|Statue of Audie Murphy outside the|
museum that bears his name.
I have visited the Audie Murphy/American Cotton Museum on several occasions through the years. Once, while researching Murphy for a book – East Texas in World War II (Arcadia Publications, 2010) – I was granted permission to use several photos by Museum Director Susan Lanning. A few months ago Susan invited me to describe Murphy’s military career on the annual Audie Murphy Day, to be celebrated on Saturday, May 14, 2016.
|With Museum Director Susan Lanning.|
I was delighted. I’ve long admired Murphy, and I lectured about him for nearly four decades during my World War II lessons. Of course, it was a privilege as State Historian to present a program on this iconic Texas war hero. The event was organized by Susan Lanning and the Audie Murphy Day Committee, and there were numerous local sponsors. The morning program, at which I was assigned to speak, took place in the Fletcher Warren Civic Center. Afternoon activities were held at the Audie Murphy/American Cotton Museum.
Karon and I arrived early at the Civic Center, where we saw Susan Lanning and Linda Owens, who graciously had sent a gift basket to our hotel the night before. I introduced myself to as many people as possible before the room filled. Ron Wensel, a member of the Museum Board of Trustees, was Master of Ceremonies for the morning. The uniformed Hunt County Honor Guard impressively posted the colors. There was an invocation, we pledged allegiance to the flag, and the National Anthem was sung a cappella by lovely Adrien Witkofsky. Steve Ramsey, Board President, gave me a kind introduction.
|Emcee Steve Ramsey introducing me.|
|Holding a T-patch of the 36th Division|
and my copy of To Hell and Back
Following my program, Linda Owens presented a brief PowerPoint of images of Murphy, backed by martial music. Tommy Cook, who acted in two movies with Murphy, related fond memories of Audie as an actor. The final speaker was Michael West, a grassroots historian (he called himself a “hunter and a gatherer”) who had collected information and interviews from a great many friends and relatives of Audie Murphy.
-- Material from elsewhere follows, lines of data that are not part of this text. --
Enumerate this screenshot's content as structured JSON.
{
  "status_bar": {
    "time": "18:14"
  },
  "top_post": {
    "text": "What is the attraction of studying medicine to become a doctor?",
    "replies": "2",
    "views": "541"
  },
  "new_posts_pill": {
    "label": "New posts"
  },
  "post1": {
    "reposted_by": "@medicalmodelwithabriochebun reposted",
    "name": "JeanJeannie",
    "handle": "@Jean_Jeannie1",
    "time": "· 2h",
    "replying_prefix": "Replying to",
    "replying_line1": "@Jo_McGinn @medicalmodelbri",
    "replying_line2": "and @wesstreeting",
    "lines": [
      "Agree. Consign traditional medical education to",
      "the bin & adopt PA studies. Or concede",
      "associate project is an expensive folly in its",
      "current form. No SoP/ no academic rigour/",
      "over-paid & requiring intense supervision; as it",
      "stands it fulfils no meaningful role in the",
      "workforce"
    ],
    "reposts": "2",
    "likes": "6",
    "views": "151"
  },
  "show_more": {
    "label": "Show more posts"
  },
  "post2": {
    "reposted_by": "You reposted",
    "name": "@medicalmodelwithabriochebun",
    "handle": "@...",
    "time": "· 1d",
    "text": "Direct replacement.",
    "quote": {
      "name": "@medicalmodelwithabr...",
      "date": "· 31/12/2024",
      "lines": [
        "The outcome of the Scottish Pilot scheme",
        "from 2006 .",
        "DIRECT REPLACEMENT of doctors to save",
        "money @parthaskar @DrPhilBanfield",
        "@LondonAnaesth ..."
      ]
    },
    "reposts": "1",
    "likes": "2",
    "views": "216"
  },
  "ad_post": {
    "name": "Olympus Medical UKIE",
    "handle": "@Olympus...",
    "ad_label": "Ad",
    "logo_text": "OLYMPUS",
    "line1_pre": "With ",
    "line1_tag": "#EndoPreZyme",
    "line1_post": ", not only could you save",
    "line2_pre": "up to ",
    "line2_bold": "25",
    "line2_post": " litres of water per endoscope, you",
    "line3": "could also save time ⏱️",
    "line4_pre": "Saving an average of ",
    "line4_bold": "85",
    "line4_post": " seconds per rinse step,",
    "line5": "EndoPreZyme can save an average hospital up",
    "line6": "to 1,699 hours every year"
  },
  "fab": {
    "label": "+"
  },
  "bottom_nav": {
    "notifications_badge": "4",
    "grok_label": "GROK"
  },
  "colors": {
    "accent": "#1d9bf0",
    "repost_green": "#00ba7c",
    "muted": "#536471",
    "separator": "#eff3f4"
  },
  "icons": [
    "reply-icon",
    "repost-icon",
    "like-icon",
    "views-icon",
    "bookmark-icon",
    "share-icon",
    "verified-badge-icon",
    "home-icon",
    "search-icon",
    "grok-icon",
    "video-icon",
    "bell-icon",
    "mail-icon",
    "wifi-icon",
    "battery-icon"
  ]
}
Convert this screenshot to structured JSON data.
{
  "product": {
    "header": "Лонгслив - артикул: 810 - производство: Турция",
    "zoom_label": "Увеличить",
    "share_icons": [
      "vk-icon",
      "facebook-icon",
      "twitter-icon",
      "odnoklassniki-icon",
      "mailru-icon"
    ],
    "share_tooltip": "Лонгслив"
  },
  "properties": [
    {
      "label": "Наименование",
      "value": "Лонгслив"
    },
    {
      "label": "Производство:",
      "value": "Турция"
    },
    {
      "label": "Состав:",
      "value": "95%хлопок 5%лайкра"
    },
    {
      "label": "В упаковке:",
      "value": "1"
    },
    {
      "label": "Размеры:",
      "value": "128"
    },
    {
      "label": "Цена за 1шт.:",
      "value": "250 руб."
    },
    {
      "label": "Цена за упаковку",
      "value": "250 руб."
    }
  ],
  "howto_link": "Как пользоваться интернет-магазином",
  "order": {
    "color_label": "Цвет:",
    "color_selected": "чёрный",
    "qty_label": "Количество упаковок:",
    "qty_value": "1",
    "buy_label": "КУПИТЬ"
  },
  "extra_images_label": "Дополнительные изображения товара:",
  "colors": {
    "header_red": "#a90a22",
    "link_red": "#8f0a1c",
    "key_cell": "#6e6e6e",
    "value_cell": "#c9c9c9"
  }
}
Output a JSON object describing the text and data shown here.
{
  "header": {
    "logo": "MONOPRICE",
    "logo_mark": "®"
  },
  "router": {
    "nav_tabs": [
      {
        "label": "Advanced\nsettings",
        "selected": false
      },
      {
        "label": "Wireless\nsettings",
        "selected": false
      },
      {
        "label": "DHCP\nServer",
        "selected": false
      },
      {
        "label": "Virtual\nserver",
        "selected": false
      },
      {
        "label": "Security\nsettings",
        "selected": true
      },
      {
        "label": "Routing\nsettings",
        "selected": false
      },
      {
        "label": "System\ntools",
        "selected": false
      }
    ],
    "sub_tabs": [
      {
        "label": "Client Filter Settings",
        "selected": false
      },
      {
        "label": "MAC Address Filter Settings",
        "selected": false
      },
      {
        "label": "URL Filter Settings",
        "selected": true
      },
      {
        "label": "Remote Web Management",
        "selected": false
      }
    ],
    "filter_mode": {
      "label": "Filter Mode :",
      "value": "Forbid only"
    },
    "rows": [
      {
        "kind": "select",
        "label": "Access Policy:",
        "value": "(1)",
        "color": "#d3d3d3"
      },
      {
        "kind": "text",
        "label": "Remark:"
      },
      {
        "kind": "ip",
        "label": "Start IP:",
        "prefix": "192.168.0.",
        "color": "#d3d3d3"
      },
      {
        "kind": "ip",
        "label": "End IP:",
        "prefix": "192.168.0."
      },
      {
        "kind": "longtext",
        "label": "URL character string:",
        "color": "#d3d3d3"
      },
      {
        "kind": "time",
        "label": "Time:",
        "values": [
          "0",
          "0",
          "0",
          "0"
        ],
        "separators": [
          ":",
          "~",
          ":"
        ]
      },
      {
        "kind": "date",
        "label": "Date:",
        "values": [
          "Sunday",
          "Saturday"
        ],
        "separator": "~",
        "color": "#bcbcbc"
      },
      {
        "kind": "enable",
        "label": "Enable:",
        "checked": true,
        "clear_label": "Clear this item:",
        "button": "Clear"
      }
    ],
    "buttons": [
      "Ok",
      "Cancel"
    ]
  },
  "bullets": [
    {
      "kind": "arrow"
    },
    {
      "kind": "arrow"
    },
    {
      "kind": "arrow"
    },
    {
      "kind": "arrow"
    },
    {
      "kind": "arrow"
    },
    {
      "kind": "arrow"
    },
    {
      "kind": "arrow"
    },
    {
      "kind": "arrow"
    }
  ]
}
|Actor Tommy Cook|
As we adjourned for lunch, I was privileged to meet Nadine Murphy Lockey. The youngest of 12 Murphy children, Nadine is Audie’s only surviving sibling. Indeed, in 2013 she accepted from Gov. Rick Perry the Texas Legislative Medal of Honor, presented posthumously through Murphy’s sister. Nadine was sweet and gracious, and I was honored to meet her and her daughters and other Murphy relatives.
|Historian Michael West|
Karon and I were invited to lunch by longtime friends Carol and Mickey Pierson. Their lovely rural home is in the northwest quarter of Hunt County, where Audie grew up and attended five grades of school and hunted the woods - becoming a crack shot and gaining a feel for terrain, skills that he would bring to the forests of Europe.
|With Nadine Murphy Lockey|